Climate Alarmism Behind Christmas Energy Shortages
Never forget that Ebenezer Scrooge was inspired by Thomas Malthus
This Christmas eve, the 65 million Americans who live in between Illinois and New Jersey may be wishing that Santa puts a lump or two of coal in their stockings. That’s because the operators of the PJM electricity grid have declared a rare, system-wide emergency, urging customers to reduce their use of electricity.
“PJM is asking consumers to reduce their use of electricity, if health permits, between the hours of 4 a.m. on December 24, 2022 and 10 a.m. on December 25, 2022,” it wrote in a statement.
Say goodbye to your Christmas lights.
“Electricity customers can take simple electricity conservation steps such as… Turning off non-essential electric lights.”
As recently as December 1, PJM’s grid operators said they could handle the winter cold. “PJM Interconnection and its members,” it claimed, “are prepared to meet the forecast demand for electricity this winter.”
But the nonprofit North American Reliability Corporation (NERC) warned in November that this would happen. “Limited natural gas infrastructure can impact winter reliability,” it wrote. It pointed to the closure of coal and nuclear power plants as threatening shortages.
In other words, the underlying reason for the electricity emergency is the lack of natural gas, nuclear, and coal, which can provide reliable electricity in all weather conditions, unlike solar panels and wind turbines.
It’s true that solar panels and wind turbines can still operate in cold weather. There is often still sunlight and wind when it is cold. Snow can be brushed off of solar panels, and it is possible to de-ice frozen wind turbines.
But the sun often doesn’t shine during the hours people most need electricity and wind is not reliable enough to provide electricity during the winter. Right now, PJM is generating very little electricity from wind and has had to resort to burning oil, which is dirtier and less efficient than coal, and far worse than natural gas or nuclear.
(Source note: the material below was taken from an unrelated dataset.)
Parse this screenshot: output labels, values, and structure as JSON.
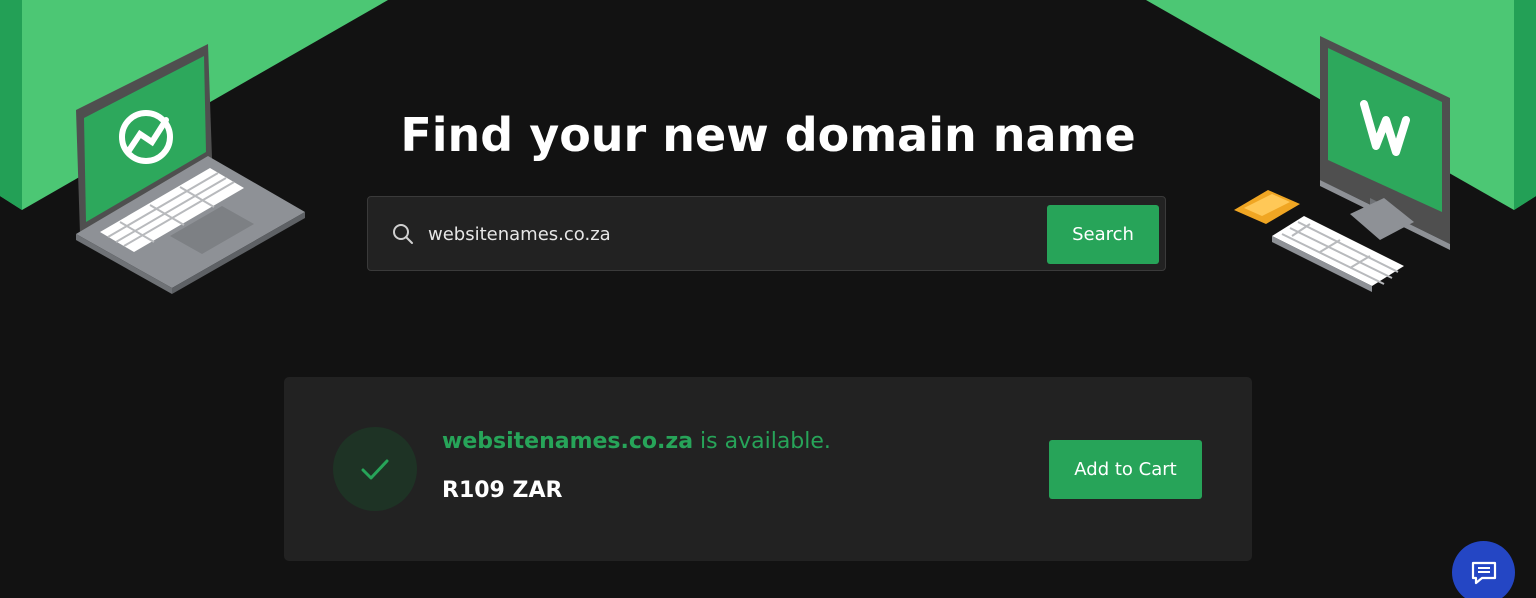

What about batteries? They were supposed to replace New Jersey’s Logan Coal Plant, which its owner destroyed on December 2. But, admitted an analyst with Moody’s Investors Service, “It appears that it’s pretty uneconomic right now to put in batteries.”
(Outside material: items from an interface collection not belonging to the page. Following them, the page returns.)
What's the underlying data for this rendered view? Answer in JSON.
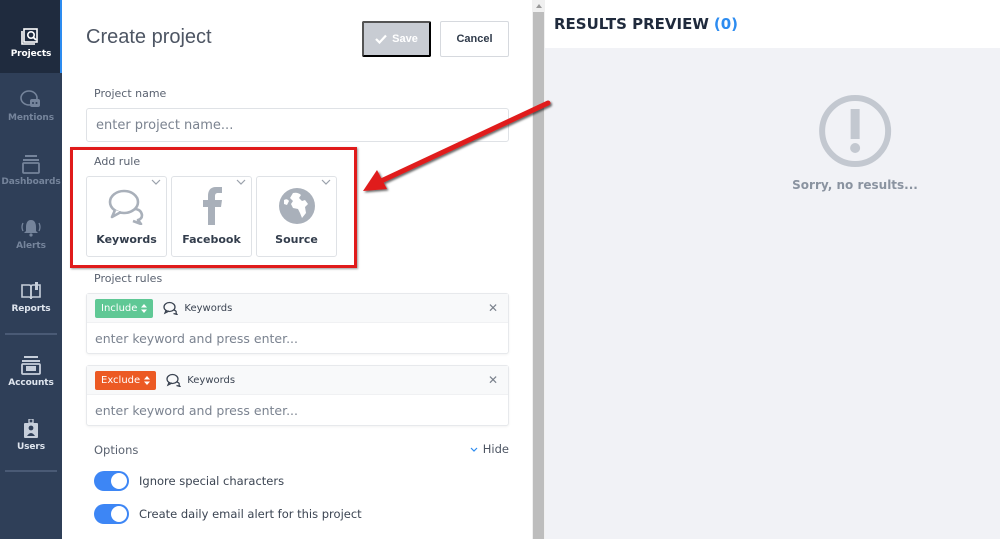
{
  "sidebar": {
    "items": [
      {
        "label": "Projects",
        "icon": "projects-icon",
        "active": true
      },
      {
        "label": "Mentions",
        "icon": "mentions-icon",
        "active": false
      },
      {
        "label": "Dashboards",
        "icon": "dashboards-icon",
        "active": false
      },
      {
        "label": "Alerts",
        "icon": "alerts-icon",
        "active": false
      },
      {
        "label": "Reports",
        "icon": "reports-icon",
        "active": false
      },
      {
        "label": "Accounts",
        "icon": "accounts-icon",
        "active": false
      },
      {
        "label": "Users",
        "icon": "users-icon",
        "active": false
      }
    ]
  },
  "form": {
    "title": "Create project",
    "save_label": "Save",
    "cancel_label": "Cancel",
    "project_name_label": "Project name",
    "project_name_placeholder": "enter project name...",
    "add_rule_label": "Add rule",
    "rule_tiles": [
      {
        "label": "Keywords",
        "icon": "speech-bubbles-icon"
      },
      {
        "label": "Facebook",
        "icon": "facebook-icon"
      },
      {
        "label": "Source",
        "icon": "globe-icon"
      }
    ],
    "project_rules_label": "Project rules",
    "rules": [
      {
        "mode": "Include",
        "type": "Keywords",
        "placeholder": "enter keyword and press enter...",
        "color": "#5fc895"
      },
      {
        "mode": "Exclude",
        "type": "Keywords",
        "placeholder": "enter keyword and press enter...",
        "color": "#ec5a24"
      }
    ],
    "options_label": "Options",
    "hide_label": "Hide",
    "toggles": [
      {
        "label": "Ignore special characters",
        "on": true
      },
      {
        "label": "Create daily email alert for this project",
        "on": true
      }
    ]
  },
  "results": {
    "title": "RESULTS PREVIEW",
    "count": "(0)",
    "empty_message": "Sorry, no results..."
  },
  "colors": {
    "accent": "#2d8cf0",
    "sidebar_bg": "#2f3f58",
    "include": "#5fc895",
    "exclude": "#ec5a24",
    "annotation": "#e01b1b"
  }
}
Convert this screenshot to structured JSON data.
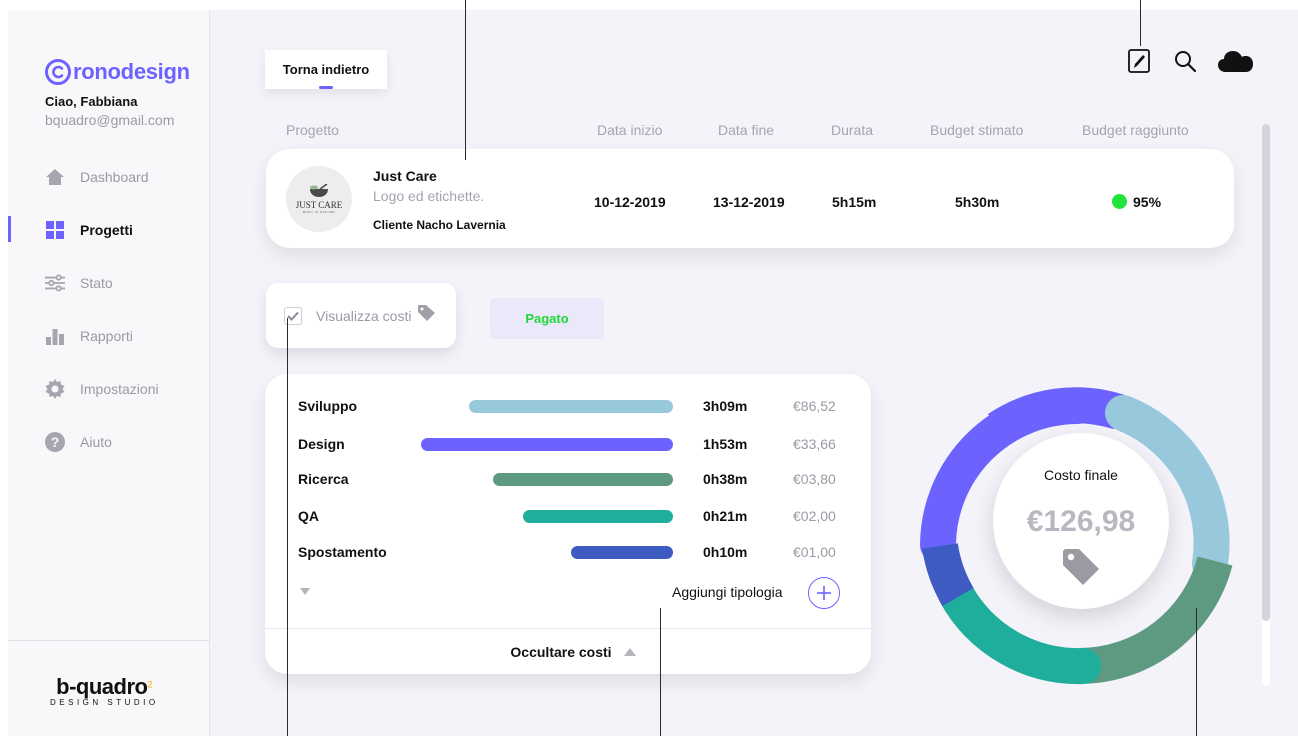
{
  "brand": {
    "name": "ronodesign",
    "color": "#6c63ff"
  },
  "user": {
    "greeting": "Ciao, Fabbiana",
    "email": "bquadro@gmail.com"
  },
  "sidebar": {
    "items": [
      {
        "label": "Dashboard",
        "icon": "home-icon",
        "active": false
      },
      {
        "label": "Progetti",
        "icon": "grid-icon",
        "active": true
      },
      {
        "label": "Stato",
        "icon": "sliders-icon",
        "active": false
      },
      {
        "label": "Rapporti",
        "icon": "bar-chart-icon",
        "active": false
      },
      {
        "label": "Impostazioni",
        "icon": "gear-icon",
        "active": false
      },
      {
        "label": "Aiuto",
        "icon": "help-icon",
        "active": false
      }
    ],
    "footer": {
      "brand": "b-quadro",
      "sup": "2",
      "tagline": "DESIGN STUDIO"
    }
  },
  "toolbar": {
    "back_label": "Torna indietro",
    "icons": [
      "edit-icon",
      "search-icon",
      "cloud-icon"
    ]
  },
  "table": {
    "headers": [
      "Progetto",
      "Data inizio",
      "Data fine",
      "Durata",
      "Budget stimato",
      "Budget raggiunto"
    ],
    "project": {
      "logo_text": "JUST CARE",
      "logo_subtext": "BODY IS NATURE",
      "name": "Just Care",
      "description": "Logo ed etichette.",
      "client": "Cliente Nacho Lavernia",
      "start": "10-12-2019",
      "end": "13-12-2019",
      "duration": "5h15m",
      "estimated_budget": "5h30m",
      "reached_budget": "95%",
      "status_color": "#22e33a"
    }
  },
  "costs_toggle": {
    "label": "Visualizza costi",
    "checked": true
  },
  "payment_badge": {
    "label": "Pagato",
    "color": "#22d63a"
  },
  "costs": {
    "rows": [
      {
        "name": "Sviluppo",
        "time": "3h09m",
        "cost": "€86,52",
        "color": "#98c8db",
        "share": 0.68
      },
      {
        "name": "Design",
        "time": "1h53m",
        "cost": "€33,66",
        "color": "#6c63ff",
        "share": 0.84
      },
      {
        "name": "Ricerca",
        "time": "0h38m",
        "cost": "€03,80",
        "color": "#5e9a82",
        "share": 0.6
      },
      {
        "name": "QA",
        "time": "0h21m",
        "cost": "€02,00",
        "color": "#1fae9c",
        "share": 0.5
      },
      {
        "name": "Spostamento",
        "time": "0h10m",
        "cost": "€01,00",
        "color": "#3d5bc2",
        "share": 0.34
      }
    ],
    "add_label": "Aggiungi tipologia",
    "hide_label": "Occultare costi"
  },
  "summary": {
    "label": "Costo finale",
    "value": "€126,98"
  }
}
This newsletter is entirely reader-supported. Please take 50% off in a special, 48-hour holiday discount to become a paid subscriber. Also great as a last-minute gift.
Logan was a small, efficient coal plant that would have been perfect to prevent today’s shortages, but the private-equity behemoth, Starwood Energy Group persuaded Atlantic City Electric and The New Jersey Board of Public Utilities to let it destroy the coal plant right before PJM most needed it.
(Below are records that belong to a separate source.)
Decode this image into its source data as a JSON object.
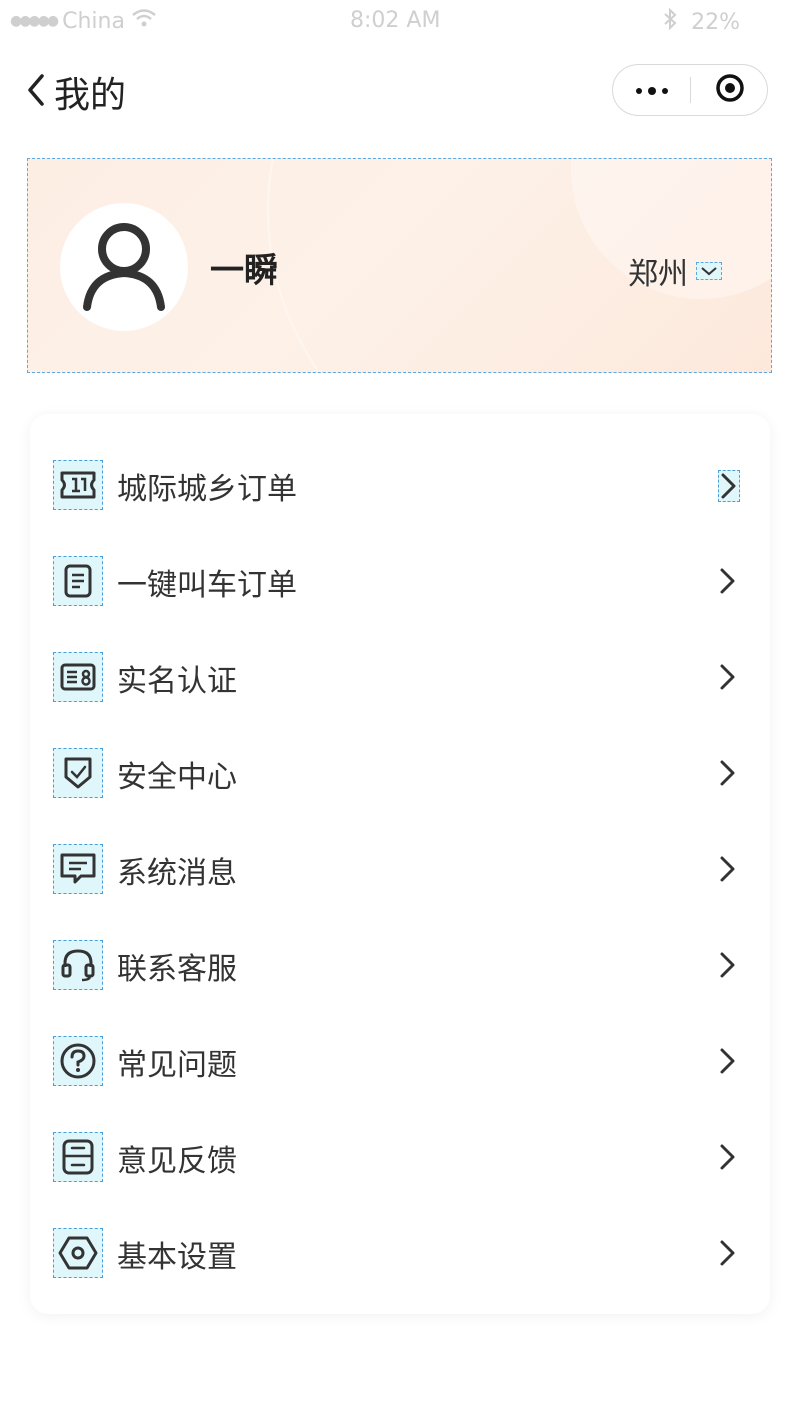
{
  "status_bar": {
    "carrier": "China",
    "time": "8:02 AM",
    "battery": "22%"
  },
  "navbar": {
    "title": "我的"
  },
  "profile": {
    "username": "一瞬",
    "city": "郑州"
  },
  "menu": {
    "items": [
      {
        "label": "城际城乡订单",
        "icon": "ticket-icon"
      },
      {
        "label": "一键叫车订单",
        "icon": "document-icon"
      },
      {
        "label": "实名认证",
        "icon": "id-card-icon"
      },
      {
        "label": "安全中心",
        "icon": "shield-check-icon"
      },
      {
        "label": "系统消息",
        "icon": "message-icon"
      },
      {
        "label": "联系客服",
        "icon": "headset-icon"
      },
      {
        "label": "常见问题",
        "icon": "question-icon"
      },
      {
        "label": "意见反馈",
        "icon": "inbox-icon"
      },
      {
        "label": "基本设置",
        "icon": "settings-hex-icon"
      }
    ]
  }
}
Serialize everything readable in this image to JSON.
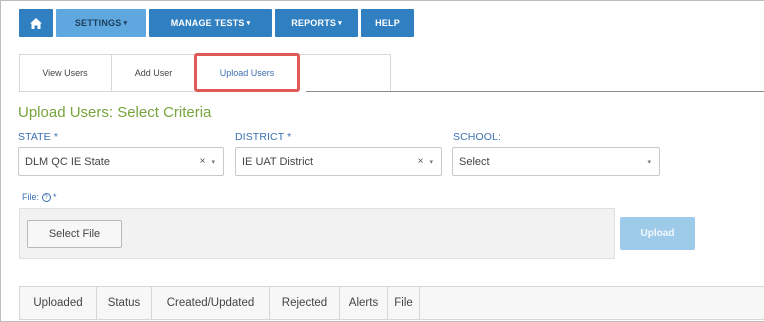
{
  "nav": {
    "home_icon": "home-icon",
    "settings": "SETTINGS",
    "manage_tests": "MANAGE TESTS",
    "reports": "REPORTS",
    "help": "HELP",
    "caret": "▾",
    "active_color": "#5ea8df",
    "color": "#2f7fc1"
  },
  "tabs": {
    "view_users": "View Users",
    "add_user": "Add User",
    "upload_users": "Upload Users",
    "highlight_color": "#e05a5a"
  },
  "title": "Upload Users: Select Criteria",
  "criteria": {
    "state_label": "STATE",
    "state_value": "DLM QC IE State",
    "district_label": "DISTRICT",
    "district_value": "IE UAT District",
    "school_label": "SCHOOL:",
    "school_value": "Select",
    "required_mark": "*",
    "clear": "×",
    "arrow": "▾"
  },
  "file": {
    "label": "File:",
    "help_icon": "?",
    "required_mark": "*",
    "select_button": "Select File",
    "upload_button": "Upload"
  },
  "table": {
    "columns": [
      "Uploaded",
      "Status",
      "Created/Updated",
      "Rejected",
      "Alerts",
      "File"
    ]
  }
}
“PJM had to make sure Logan’s shutdown wouldn’t suddenly cause power shortages or other grid failures,” noted a Bloomberg reporter 11 days ago. “New Jersey is trying to build a balanced grid as it transitions to renewables. Because batteries can charge up overnight using cheap power, like wind, and sell it back to the grid during the day, the state is incentivizing companies to install them.”
The Logan power plant was shut down 30 months ahead of schedule.
PJM, Atlantic City Electric, the New Jersey regulators, and Starwood thus all ignored the warning provided by four days of blackouts, which killed hundreds of people in Texas, from February 15 to 18 last year.
The lesson from that blackout was — duh — that states need abundant, reliable energy sources and cannot rely on unreliable, weather-dependent renewables.
Young children are capable of understanding that nuclear, coal, and natural gas are reliable, and solar and wind aren’t, and yet America's most experienced electricity grid operators have once again pushed Americans to the point of freezing to death.
Why is that? Why is it that much of the United States lacks reliable power plants and the pipelines and other infrastructure required to bring natural gas from the fields to the powerplants?